Of course, having a website that looks good can be important to bringing in potential leads and interest. However, what happens when the design of a site completely takes over its usability? Even though your website may look like one of the most beautiful sites on the web, it doesn’t mean that it’s ‘working’, and here’s why:

One in seven people in Ontario have a disability, and we want to make sure that that population does not have trouble accessing a website. For the web, this means making sure that the site is accessible for screen readers. Over 836,000 people in Canada are currently living with significant vision loss, and that number is expected to rise dramatically in the years ahead with our aging population. While not all of these people are necessarily fully blind, many of them still rely on screen readers or increasing the font size on a page to read it.
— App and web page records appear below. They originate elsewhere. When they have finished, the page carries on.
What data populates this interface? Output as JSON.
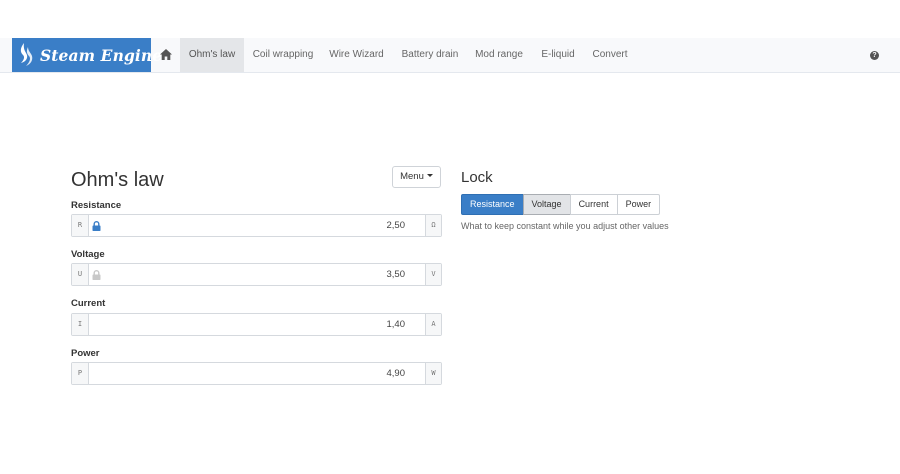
{
  "navbar": {
    "brand": "Steam Engine",
    "items": [
      "Ohm's law",
      "Coil wrapping",
      "Wire Wizard",
      "Battery drain",
      "Mod range",
      "E-liquid",
      "Convert"
    ],
    "active": "Ohm's law",
    "help_symbol": "?"
  },
  "calculator": {
    "title": "Ohm's law",
    "menu_label": "Menu",
    "fields": [
      {
        "label": "Resistance",
        "symbol": "R",
        "unit": "Ω",
        "value": "2,50",
        "lock_icon": "lock-icon",
        "locked": true
      },
      {
        "label": "Voltage",
        "symbol": "U",
        "unit": "V",
        "value": "3,50",
        "lock_icon": "lock-icon",
        "locked": false
      },
      {
        "label": "Current",
        "symbol": "I",
        "unit": "A",
        "value": "1,40"
      },
      {
        "label": "Power",
        "symbol": "P",
        "unit": "W",
        "value": "4,90"
      }
    ]
  },
  "lock_panel": {
    "title": "Lock",
    "options": [
      "Resistance",
      "Voltage",
      "Current",
      "Power"
    ],
    "selected": "Resistance",
    "hint": "What to keep constant while you adjust other values"
  },
  "colors": {
    "brand": "#3a7ec7",
    "active_nav": "#e4e6e9",
    "locked_icon": "#3a7ec7",
    "unlocked_icon": "#c8c8c8"
  }
}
How does this affect design? Images, images, images! Some designers would rather have a site ‘look good’ so they create much of the content (including main navigation elements and sometimes even header type) as images. This creates a problem however as screen readers will just be reading the actual text, which may leave people confused. To fix this problem while still having pretty design try using font kits and custom web fonts. When you are using images make sure you use descriptive alt tags as well.

SEO, or Search Engine Optimization, is critical for your site to help it be found. Having a site that is optimized for search engines will increase its visibility on search engines such as Google (and you want to be found on Google, right?). Again, having a site that’s full of images when there should be text (navigation, header text, etc) can lower your chances of being found on search engines.

Flash websites:
While having some pieces of the site done in Flash can be fine, some designers think it is a good idea to design their entire site in Flash. This can be a problem for both accessibility and SEO again. Who cares if your site has flashy animation all over if no one can find it? Not to mention that with more open technologies such as HTML5, CSS3, and Javascript becoming more and more popular (and also more accessible and SEO-friendly), there is not much of a reason to continue down this path.

Web Usability:
This is another area that is extremely important for all users on your site – is your site easy to use? This doesn’t just come down to what you’ve made your site with, but how you’ve made your site and what you’ve put on it. Users don’t want to have to think – it should be obvious what their next step should be, and they shouldn’t have to take twelve steps to get where they want to go. You want your site to be efficient so users can get to the information they want quickly, otherwise they will give up and find somewhere else to get it.

Not only will having a site that’s usable keep users on your site, it will likely help bring more users to you and increase your business on the web. Besides, who says a site with great usability can’t be pretty too?